What to produce:
Exclude the pictures, then repeat the remaining data exactly.

----- Supplied data -----

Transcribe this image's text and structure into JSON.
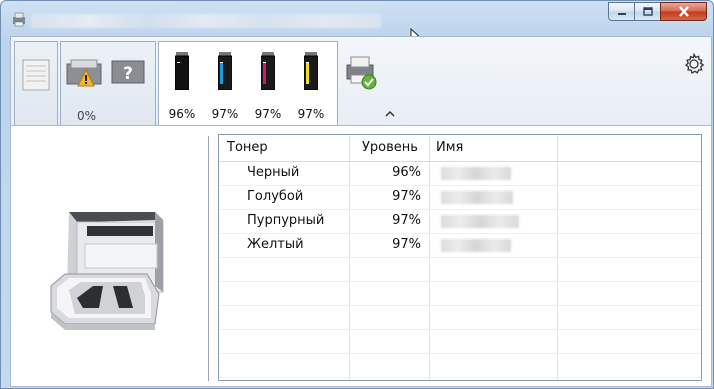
{
  "window": {
    "title": ""
  },
  "toolbar": {
    "tray_status": "0%",
    "toners": [
      {
        "color_name": "black",
        "color": "#1a1a1a",
        "level": "96%"
      },
      {
        "color_name": "cyan",
        "color": "#1e9bd7",
        "level": "97%"
      },
      {
        "color_name": "magenta",
        "color": "#d6127a",
        "level": "97%"
      },
      {
        "color_name": "yellow",
        "color": "#f0e020",
        "level": "97%"
      }
    ]
  },
  "table": {
    "headers": {
      "toner": "Тонер",
      "level": "Уровень",
      "name": "Имя"
    },
    "rows": [
      {
        "toner": "Черный",
        "level": "96%"
      },
      {
        "toner": "Голубой",
        "level": "97%"
      },
      {
        "toner": "Пурпурный",
        "level": "97%"
      },
      {
        "toner": "Желтый",
        "level": "97%"
      }
    ]
  }
}
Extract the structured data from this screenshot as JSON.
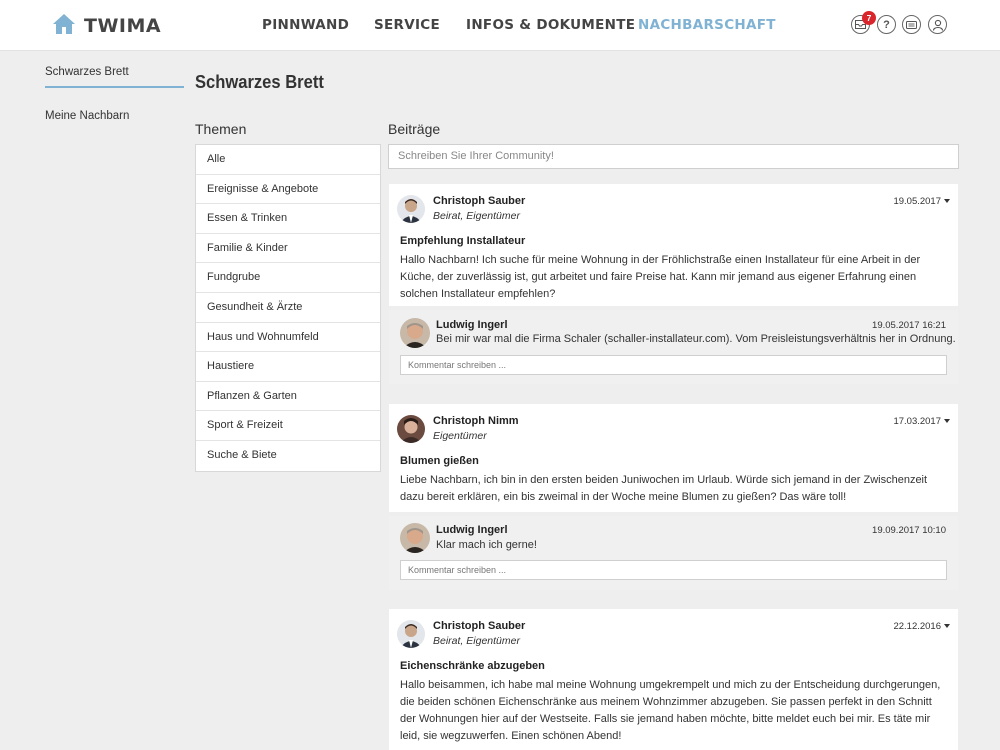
{
  "header": {
    "brand": "TWIMA",
    "nav": [
      "PINNWAND",
      "SERVICE",
      "INFOS & DOKUMENTE",
      "NACHBARSCHAFT"
    ],
    "active_nav": "NACHBARSCHAFT",
    "notification_count": "7",
    "help_icon_glyph": "?",
    "icons": [
      "home-icon",
      "inbox-icon",
      "help-icon",
      "chat-icon",
      "user-icon"
    ]
  },
  "sidebar": {
    "items": [
      "Schwarzes Brett",
      "Meine Nachbarn"
    ],
    "active": "Schwarzes Brett"
  },
  "page_title": "Schwarzes Brett",
  "topics": {
    "title": "Themen",
    "items": [
      "Alle",
      "Ereignisse & Angebote",
      "Essen & Trinken",
      "Familie & Kinder",
      "Fundgrube",
      "Gesundheit & Ärzte",
      "Haus und Wohnumfeld",
      "Haustiere",
      "Pflanzen & Garten",
      "Sport & Freizeit",
      "Suche & Biete"
    ]
  },
  "feed": {
    "title": "Beiträge",
    "compose_placeholder": "Schreiben Sie Ihrer Community!",
    "comment_placeholder": "Kommentar schreiben ...",
    "posts": [
      {
        "author": "Christoph Sauber",
        "role": "Beirat, Eigentümer",
        "date": "19.05.2017",
        "title": "Empfehlung Installateur",
        "text": "Hallo Nachbarn! Ich suche für meine Wohnung in der Fröhlichstraße einen Installateur für eine Arbeit in der Küche, der zuverlässig ist, gut arbeitet und faire Preise hat. Kann mir jemand aus eigener Erfahrung einen solchen Installateur empfehlen?",
        "comment": {
          "author": "Ludwig Ingerl",
          "date": "19.05.2017 16:21",
          "text": "Bei mir war mal die Firma Schaler (schaller-installateur.com). Vom Preisleistungsverhältnis her in Ordnung."
        }
      },
      {
        "author": "Christoph Nimm",
        "role": "Eigentümer",
        "date": "17.03.2017",
        "title": "Blumen gießen",
        "text": "Liebe Nachbarn, ich bin in den ersten beiden Juniwochen im Urlaub. Würde sich jemand in der Zwischenzeit dazu bereit erklären, ein bis zweimal in der Woche meine Blumen zu gießen? Das wäre toll!",
        "comment": {
          "author": "Ludwig Ingerl",
          "date": "19.09.2017 10:10",
          "text": "Klar mach ich gerne!"
        }
      },
      {
        "author": "Christoph Sauber",
        "role": "Beirat, Eigentümer",
        "date": "22.12.2016",
        "title": "Eichenschränke abzugeben",
        "text": "Hallo beisammen, ich habe mal meine Wohnung umgekrempelt und mich zu der Entscheidung durchgerungen, die beiden schönen Eichenschränke aus meinem Wohnzimmer abzugeben. Sie passen perfekt in den Schnitt der Wohnungen hier auf der Westseite. Falls sie jemand haben möchte, bitte meldet euch bei mir. Es täte mir leid, sie wegzuwerfen. Einen schönen Abend!"
      }
    ]
  },
  "colors": {
    "accent": "#7fb2d3",
    "badge": "#d9262c",
    "background": "#eeeeee"
  }
}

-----

Result:
Transcribe this image's text and structure into JSON.
{
  "window": {
    "title": ""
  },
  "toolbar": {
    "tray_status": "0%",
    "toners": [
      {
        "color_name": "black",
        "color": "#1a1a1a",
        "level": "96%"
      },
      {
        "color_name": "cyan",
        "color": "#1e9bd7",
        "level": "97%"
      },
      {
        "color_name": "magenta",
        "color": "#d6127a",
        "level": "97%"
      },
      {
        "color_name": "yellow",
        "color": "#f0e020",
        "level": "97%"
      }
    ]
  },
  "table": {
    "headers": {
      "toner": "Тонер",
      "level": "Уровень",
      "name": "Имя"
    },
    "rows": [
      {
        "toner": "Черный",
        "level": "96%"
      },
      {
        "toner": "Голубой",
        "level": "97%"
      },
      {
        "toner": "Пурпурный",
        "level": "97%"
      },
      {
        "toner": "Желтый",
        "level": "97%"
      }
    ]
  }
}
Extract the structured data from this screenshot as JSON.
{
  "header": {
    "brand": "TWIMA",
    "nav": [
      "PINNWAND",
      "SERVICE",
      "INFOS & DOKUMENTE",
      "NACHBARSCHAFT"
    ],
    "active_nav": "NACHBARSCHAFT",
    "notification_count": "7",
    "help_icon_glyph": "?",
    "icons": [
      "home-icon",
      "inbox-icon",
      "help-icon",
      "chat-icon",
      "user-icon"
    ]
  },
  "sidebar": {
    "items": [
      "Schwarzes Brett",
      "Meine Nachbarn"
    ],
    "active": "Schwarzes Brett"
  },
  "page_title": "Schwarzes Brett",
  "topics": {
    "title": "Themen",
    "items": [
      "Alle",
      "Ereignisse & Angebote",
      "Essen & Trinken",
      "Familie & Kinder",
      "Fundgrube",
      "Gesundheit & Ärzte",
      "Haus und Wohnumfeld",
      "Haustiere",
      "Pflanzen & Garten",
      "Sport & Freizeit",
      "Suche & Biete"
    ]
  },
  "feed": {
    "title": "Beiträge",
    "compose_placeholder": "Schreiben Sie Ihrer Community!",
    "comment_placeholder": "Kommentar schreiben ...",
    "posts": [
      {
        "author": "Christoph Sauber",
        "role": "Beirat, Eigentümer",
        "date": "19.05.2017",
        "title": "Empfehlung Installateur",
        "text": "Hallo Nachbarn! Ich suche für meine Wohnung in der Fröhlichstraße einen Installateur für eine Arbeit in der Küche, der zuverlässig ist, gut arbeitet und faire Preise hat. Kann mir jemand aus eigener Erfahrung einen solchen Installateur empfehlen?",
        "comment": {
          "author": "Ludwig Ingerl",
          "date": "19.05.2017 16:21",
          "text": "Bei mir war mal die Firma Schaler (schaller-installateur.com). Vom Preisleistungsverhältnis her in Ordnung."
        }
      },
      {
        "author": "Christoph Nimm",
        "role": "Eigentümer",
        "date": "17.03.2017",
        "title": "Blumen gießen",
        "text": "Liebe Nachbarn, ich bin in den ersten beiden Juniwochen im Urlaub. Würde sich jemand in der Zwischenzeit dazu bereit erklären, ein bis zweimal in der Woche meine Blumen zu gießen? Das wäre toll!",
        "comment": {
          "author": "Ludwig Ingerl",
          "date": "19.09.2017 10:10",
          "text": "Klar mach ich gerne!"
        }
      },
      {
        "author": "Christoph Sauber",
        "role": "Beirat, Eigentümer",
        "date": "22.12.2016",
        "title": "Eichenschränke abzugeben",
        "text": "Hallo beisammen, ich habe mal meine Wohnung umgekrempelt und mich zu der Entscheidung durchgerungen, die beiden schönen Eichenschränke aus meinem Wohnzimmer abzugeben. Sie passen perfekt in den Schnitt der Wohnungen hier auf der Westseite. Falls sie jemand haben möchte, bitte meldet euch bei mir. Es täte mir leid, sie wegzuwerfen. Einen schönen Abend!"
      }
    ]
  },
  "colors": {
    "accent": "#7fb2d3",
    "badge": "#d9262c",
    "background": "#eeeeee"
  }
}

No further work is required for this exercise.